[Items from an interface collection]
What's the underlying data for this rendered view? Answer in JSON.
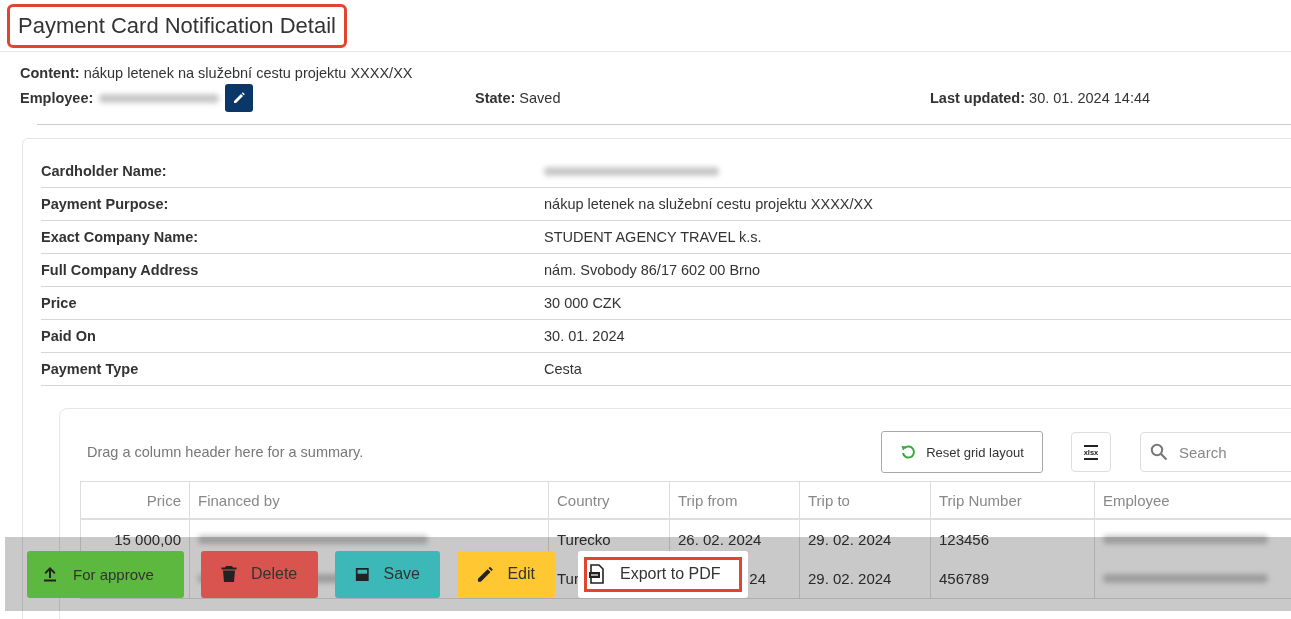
{
  "page_title": {
    "text": "Payment Card Notification Detail",
    "highlighted": true
  },
  "summary": {
    "content": {
      "label": "Content:",
      "value": "nákup letenek na služební cestu projektu XXXX/XX"
    },
    "employee": {
      "label": "Employee:",
      "blurred": true
    },
    "state": {
      "label": "State:",
      "value": "Saved"
    },
    "last_updated": {
      "label": "Last updated:",
      "value": "30. 01. 2024 14:44"
    }
  },
  "details": [
    {
      "label": "Cardholder Name:",
      "blurred": true
    },
    {
      "label": "Payment Purpose:",
      "value": "nákup letenek na služební cestu projektu XXXX/XX"
    },
    {
      "label": "Exact Company Name:",
      "value": "STUDENT AGENCY TRAVEL k.s."
    },
    {
      "label": "Full Company Address",
      "value": "nám. Svobody 86/17 602 00 Brno"
    },
    {
      "label": "Price",
      "value": "30 000 CZK"
    },
    {
      "label": "Paid On",
      "value": "30. 01. 2024"
    },
    {
      "label": "Payment Type",
      "value": "Cesta"
    }
  ],
  "grid": {
    "group_hint": "Drag a column header here for a summary.",
    "reset_button": "Reset grid layout",
    "export_excel": "xlsx",
    "search": {
      "placeholder": "Search"
    },
    "columns": [
      {
        "label": "Price",
        "kind": "numeric"
      },
      {
        "label": "Financed by",
        "kind": "text"
      },
      {
        "label": "Country",
        "kind": "text"
      },
      {
        "label": "Trip from",
        "kind": "text"
      },
      {
        "label": "Trip to",
        "kind": "text"
      },
      {
        "label": "Trip Number",
        "kind": "text"
      },
      {
        "label": "Employee",
        "kind": "text"
      }
    ],
    "rows": [
      {
        "cells": [
          {
            "text": "15 000,00"
          },
          {
            "blurred": true
          },
          {
            "text": "Turecko"
          },
          {
            "text": "26. 02. 2024"
          },
          {
            "text": "29. 02. 2024"
          },
          {
            "text": "123456"
          },
          {
            "blurred": true
          }
        ]
      },
      {
        "cells": [
          {},
          {
            "blurred": true
          },
          {
            "text": "Tur"
          },
          {
            "text": "24",
            "start_hidden": true
          },
          {
            "text": "29. 02. 2024"
          },
          {
            "text": "456789"
          },
          {
            "blurred": true
          }
        ]
      }
    ]
  },
  "actions": [
    {
      "label": "For approve",
      "kind": "approve",
      "highlighted": false
    },
    {
      "label": "Delete",
      "kind": "delete",
      "highlighted": false
    },
    {
      "label": "Save",
      "kind": "save",
      "highlighted": false
    },
    {
      "label": "Edit",
      "kind": "edit",
      "highlighted": false
    },
    {
      "label": "Export to PDF",
      "kind": "pdf",
      "highlighted": true
    }
  ]
}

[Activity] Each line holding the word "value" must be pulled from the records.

[Response to this task]
      "value": "nákup letenek na služební cestu projektu XXXX/XX"
      "value": "Saved"
      "value": "30. 01. 2024 14:44"
      "value": "nákup letenek na služební cestu projektu XXXX/XX"
      "value": "STUDENT AGENCY TRAVEL k.s."
      "value": "nám. Svobody 86/17 602 00 Brno"
      "value": "30 000 CZK"
      "value": "30. 01. 2024"
      "value": "Cesta"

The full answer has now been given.